Why Get Involved?

The need is great, the responsibility profound
Many lawyers feel a profound sense of responsibility to do pro bono work and most find they gain great personal satisfaction from doing so. The great majority of lawyers provide pro bono service of some nature. The need for more involvement, especially in helping those who cannot afford legal representation, is great.

Survey found 77 percent of low-income households have a legal problem
In 2002 Missouri Legal Services, with funding from the Missouri Bar Foundation, employed Professor Greg Casey to survey the needs of the poor for legal services. The October 2002 survey found that during the three years before the report, 77% of low-income households faced at least one legal problem (190,172 households containing 507,760 persons). Many households experienced multiple legal problems. The average number of legal problems per household was six.

Most of these households are unable to obtain legal help
Most of these households were not able to obtain legal assistance. Funding for Legal Services Corporation (LSC) is constantly under attack and under threat of reduction. And current funding levels are far from adequate. Moreover, LSC is required to address the needs of the most vulnerable first. To obtain assistance from Legal Services, a person must have an income at or below 125% of poverty level ($12,763 per year for one person). And Legal Services is prohibited by law to provide assistance to incarcerated persons and, because of ethics rules that the Supreme Court of Missouri places on all lawyers, Legal Services isn't able to help both parties due to conflict of interest.

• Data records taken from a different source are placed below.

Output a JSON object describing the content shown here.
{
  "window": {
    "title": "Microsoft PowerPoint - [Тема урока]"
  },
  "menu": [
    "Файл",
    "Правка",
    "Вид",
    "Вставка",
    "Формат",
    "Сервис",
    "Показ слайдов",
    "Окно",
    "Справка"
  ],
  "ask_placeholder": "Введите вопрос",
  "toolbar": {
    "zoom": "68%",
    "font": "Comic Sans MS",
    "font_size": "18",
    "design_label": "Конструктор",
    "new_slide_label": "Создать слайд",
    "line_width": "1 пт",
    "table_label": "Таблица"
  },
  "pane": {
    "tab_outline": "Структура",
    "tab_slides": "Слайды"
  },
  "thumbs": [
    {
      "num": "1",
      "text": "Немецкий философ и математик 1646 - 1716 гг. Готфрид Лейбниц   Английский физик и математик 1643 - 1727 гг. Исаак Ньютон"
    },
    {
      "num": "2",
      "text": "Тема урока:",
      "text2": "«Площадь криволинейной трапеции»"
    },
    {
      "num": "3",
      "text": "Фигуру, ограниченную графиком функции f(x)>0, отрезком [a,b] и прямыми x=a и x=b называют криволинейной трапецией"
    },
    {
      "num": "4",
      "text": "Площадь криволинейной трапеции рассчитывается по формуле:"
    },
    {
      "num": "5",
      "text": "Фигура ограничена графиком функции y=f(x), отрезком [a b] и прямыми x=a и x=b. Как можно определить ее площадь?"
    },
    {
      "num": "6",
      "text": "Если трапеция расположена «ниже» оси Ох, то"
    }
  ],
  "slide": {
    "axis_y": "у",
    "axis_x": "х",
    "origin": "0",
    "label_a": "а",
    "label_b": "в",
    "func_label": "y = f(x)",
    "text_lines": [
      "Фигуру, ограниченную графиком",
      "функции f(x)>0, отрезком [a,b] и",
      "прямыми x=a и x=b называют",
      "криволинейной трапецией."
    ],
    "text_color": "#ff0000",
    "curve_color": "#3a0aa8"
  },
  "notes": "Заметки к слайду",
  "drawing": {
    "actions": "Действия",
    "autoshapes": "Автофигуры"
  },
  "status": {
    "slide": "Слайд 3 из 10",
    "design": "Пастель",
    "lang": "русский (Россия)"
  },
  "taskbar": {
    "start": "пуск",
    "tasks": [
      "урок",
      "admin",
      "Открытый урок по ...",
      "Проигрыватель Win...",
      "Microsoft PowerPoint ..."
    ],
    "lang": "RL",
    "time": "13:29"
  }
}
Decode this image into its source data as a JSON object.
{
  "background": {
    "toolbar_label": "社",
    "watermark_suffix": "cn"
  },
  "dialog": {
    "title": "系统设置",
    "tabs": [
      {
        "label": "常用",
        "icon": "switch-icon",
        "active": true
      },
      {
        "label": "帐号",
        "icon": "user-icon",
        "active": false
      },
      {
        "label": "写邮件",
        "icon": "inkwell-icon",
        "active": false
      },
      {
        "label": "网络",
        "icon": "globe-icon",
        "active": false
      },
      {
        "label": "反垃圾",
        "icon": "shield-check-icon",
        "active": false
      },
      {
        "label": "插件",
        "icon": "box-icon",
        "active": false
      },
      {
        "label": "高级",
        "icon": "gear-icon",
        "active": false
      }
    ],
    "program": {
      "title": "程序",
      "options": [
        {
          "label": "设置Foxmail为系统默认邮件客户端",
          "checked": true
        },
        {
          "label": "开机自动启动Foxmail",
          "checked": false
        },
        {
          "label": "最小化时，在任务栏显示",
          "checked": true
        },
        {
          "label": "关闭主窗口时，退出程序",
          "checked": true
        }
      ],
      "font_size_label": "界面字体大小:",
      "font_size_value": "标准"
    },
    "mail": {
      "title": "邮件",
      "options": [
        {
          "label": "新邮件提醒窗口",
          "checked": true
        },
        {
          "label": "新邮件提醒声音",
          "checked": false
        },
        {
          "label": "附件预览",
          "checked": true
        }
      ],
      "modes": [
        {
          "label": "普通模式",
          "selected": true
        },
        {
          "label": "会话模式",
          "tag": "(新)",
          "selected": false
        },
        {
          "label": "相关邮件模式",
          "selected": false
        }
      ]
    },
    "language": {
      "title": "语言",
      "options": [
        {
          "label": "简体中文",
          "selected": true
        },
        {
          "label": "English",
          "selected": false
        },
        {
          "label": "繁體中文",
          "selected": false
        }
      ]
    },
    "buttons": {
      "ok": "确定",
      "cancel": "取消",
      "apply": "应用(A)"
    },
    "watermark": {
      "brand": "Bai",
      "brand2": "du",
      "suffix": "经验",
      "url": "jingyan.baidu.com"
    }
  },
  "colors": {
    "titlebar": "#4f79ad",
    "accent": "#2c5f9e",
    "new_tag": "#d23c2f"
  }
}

Limited resources require prioritization even for those eligible
Even as to those eligible, because of limited funding and resources, Legal Services must prioritize case areas that can be served in order to focus legal assistance to those most in need. As a result, at the time that the survey was conducted, Legal Services was only able to serve 25 percent.

Based on this report over 63,000 households each year have at least one legal problem needing an attorney and more than 47,000 (75%) could not receive help through Legal Services. Note: The 47,000 does not include persons who were outside of federal poverty level eligibility threshold that Congress sets for LSC. The simple fact is that there is a great need to address the problem of access to justice for many needy households.

Other entities also trying to fill the gap, but falling short
Legal Services Corporations aren't the only ones trying to fill the need when it comes to providing legal services to the poor. However, these entities (not-for-profit organizations) also struggle to close the gap. These entities/organizations might be associated with law schools, faith-based or social service organizations or they may serve a particular societal group.

Universal fact: organizations cannot meet need without pro bono lawyers
While increased funding for LSC or large monetary contributions to not-for-profit entities serving the legal needs of the low-income citizen would make a great difference, the fact remains that the most critical and indispensable key to solving this problem is for lawyers to provide pro bono services.

Search for and find an opportunity to help an entity, help others here
If you want to use your education, skill and knowledge to be part of the solution, this site is designed to help you find an organization that could use your help. Go to the search function to find the right fit for you.